Throughout the lifetime of the peseta as a monetary system, the design has evolved marked by the impressions of each moment and in very different directions.
From the start
In accordance with what was established in 1869 the Spanish national coat-of-arms is kept for the reverse, modifications being added over time. On the obverses the presence of Hispania was replaced by the royal effigy.
The Second Republic marked a break in the typology, as motifs were introduced of a republican inspiration in keeping with the status of the new government. On occasions the models were issued in a poorly finished condition due to the pressing need to get them minted.
The coming to power of General Franco involved a turning point in this respect, with the introduction of a portrait modeled in 1947 by Benlliure and adapted by Manuel Marín. The portrait of the mature Franco is by Juan de Avalos.
To the present day

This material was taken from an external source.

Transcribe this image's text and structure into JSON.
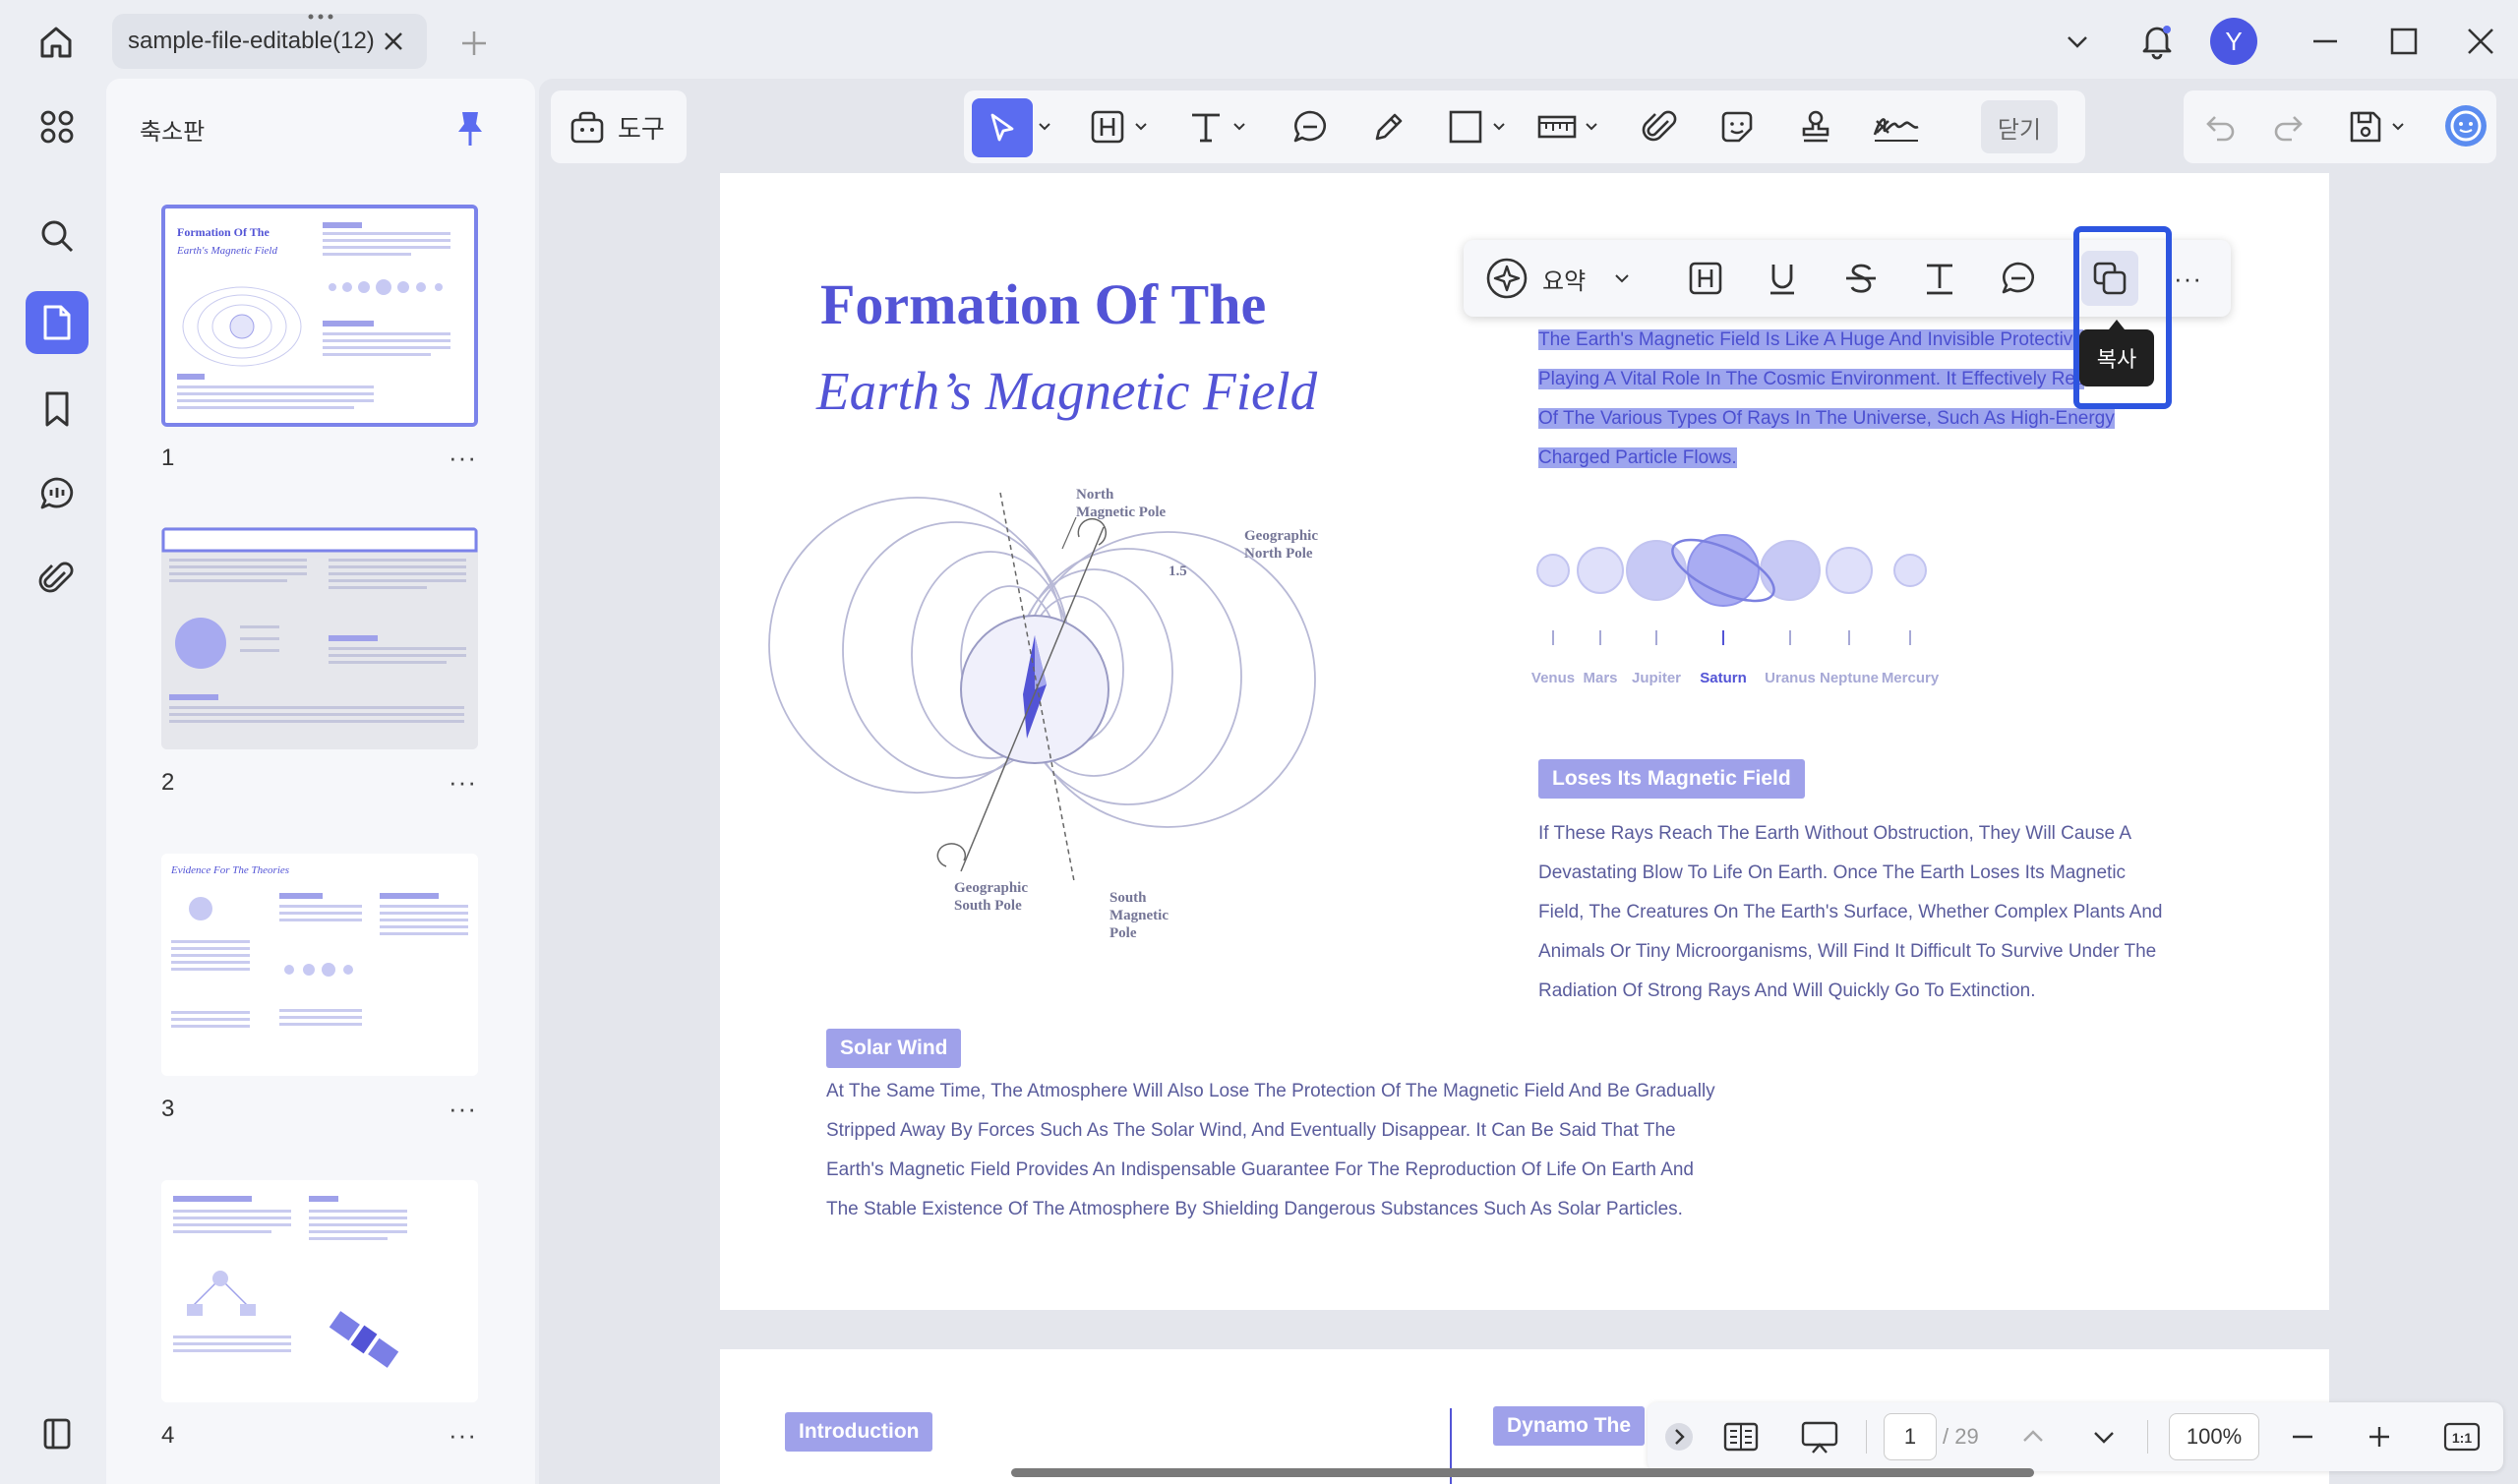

Under the democracy the sizes and values were adhered to while bringing in the likeness of King Juan Carlos I in addition to the Royal Coat-of-arms. However, since 1990 the types were renovated every year in the pursuit of a commemorative intention that put an end to the exclusively monarchical tradition and gave way to cultural, artistic or local motifs.